Later, Clifford put on and took off pince-nez glasses as he methodically studied the unfolding testimony.

The defense was simple, and initially effective. It was to let Lance quietly go on the attack and act the wounded businessman and public servant.

He came on strong in expressing his outrage about his personal ordeal these past weeks. "My experience has been one of profound shock and disappointment," he said at one point. "The rights that I though I had as an American have been treated in the most irresponsible and destructive manner."

He spoke of smears and premature verdicts of guilt creating "a saddening and disillusioning experience."

Where he had been struck, he said, was where he had lived: "All my adult life I have been a banker. My reputation, in effect, has been my life and my property."

As for the allegations about his business acumen, the overdrafts and the rest, Lance followed a consistent pattern. "I make no apology for this practice," he said in telling how for years the Calhoun bank followed "a liberal policy with respect to overdrafts."

In effect, he was saying, whatever practice he followed was open to all. Everyone could do it. That was the system.

Consistently, he played down the embarrassing practices that have received so much public discussion and scrutiny of late. The question of overdrafts was one of "degree." The sustaining of large overdrafts was "an acceptable practice" in a small, rural bank.

They were all paid off, anyway, and "not one penny was ever charged off as a loss." And whatever loss might have existed was "negligible."

He referred from time to time, with carefully stated precision, to such things as "certain imprudent loans" and a "routine referral of this matter" when discussing a Justice Department investigation of his activities.

But the Bert Lance who was sketched in his own testimony yesterday was just a drawling country banker following the American dream. He was the $90-a-week bank clerk working hard to support his wife. They pooled their resources to buy their first stock in the bank, he said, not mentioning that he married the bank president's daughter. Newssman normally the business, increasing the assets.

And as he progressed, his horizons widened: "My plans for the bank included a program to develop a network of correspondent banking relationships, establish a national account department, conduct an aggressive agri-business program and become involved in international banking."

He had as he said, "an expansion program." Part of that was using the bank's plane for personal trips: he was creating a new image and new business whenever and wherever he traveled.

Lance was an effective witness in his own behalf yesterday - unruffled, in control, at ease. He had said he felt secure and comfortable, and clearly seemed to be.
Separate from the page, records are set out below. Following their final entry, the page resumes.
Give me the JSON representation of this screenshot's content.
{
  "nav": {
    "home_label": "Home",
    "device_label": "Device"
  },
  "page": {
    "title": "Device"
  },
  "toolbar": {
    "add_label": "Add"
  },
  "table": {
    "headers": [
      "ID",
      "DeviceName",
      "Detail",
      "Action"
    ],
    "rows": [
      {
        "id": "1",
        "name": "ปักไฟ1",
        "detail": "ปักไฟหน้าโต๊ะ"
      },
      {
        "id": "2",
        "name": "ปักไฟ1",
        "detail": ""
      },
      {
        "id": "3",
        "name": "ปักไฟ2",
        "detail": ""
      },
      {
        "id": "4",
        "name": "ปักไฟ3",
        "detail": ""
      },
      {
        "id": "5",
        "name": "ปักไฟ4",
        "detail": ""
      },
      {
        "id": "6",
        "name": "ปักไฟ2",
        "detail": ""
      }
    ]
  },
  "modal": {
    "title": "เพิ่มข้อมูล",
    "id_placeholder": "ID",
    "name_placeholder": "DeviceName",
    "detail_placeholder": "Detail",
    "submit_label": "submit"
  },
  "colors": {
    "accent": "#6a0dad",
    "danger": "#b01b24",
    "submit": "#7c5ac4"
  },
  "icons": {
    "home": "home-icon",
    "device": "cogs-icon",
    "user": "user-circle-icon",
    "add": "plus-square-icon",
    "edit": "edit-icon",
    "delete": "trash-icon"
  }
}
Not all the members of his personal entourage sitting behind him appeared as calm and confident during the testimony. Some wore stricken, worried looks, and his son's eyes welled with tears as Lance began testifying. But through it all, Lance's wife, LaBelle, sat staring straight ahead, smiling slightly and looking perfectly at peace.

Lance took his case not so much to the senators as to the people. He welcomed them, he said, "as the jury in this proceeding."

How that wverdict will be rendered is unclear despite the disarray of yesterday's opening session, there was more than a hint of harder time ahead for Lance. The questioning, if diffuse, was centering on his personel, as well as professional, dealings.

What's really on trial in Lance's case is more than his reputation. It's a question of public confidence in political office holders. As a measure of how complicated that judgment can be, consider two of the opposing citations yesterday.

A Republican senator William V. Roth, Jr. of delaware, quotes a Democratic public official, Lance, summons a Republican President.

Between them, they defined the larger questions. Roth, question Jimmy Carter as his authority: "There is a simple and effective way for public officials to regain public trust - be trustworthy."

Lance, going back to Abraham Lincoln for his final words: "I do the very best I know how - the very best I can: and I mean to keep doing so until the end."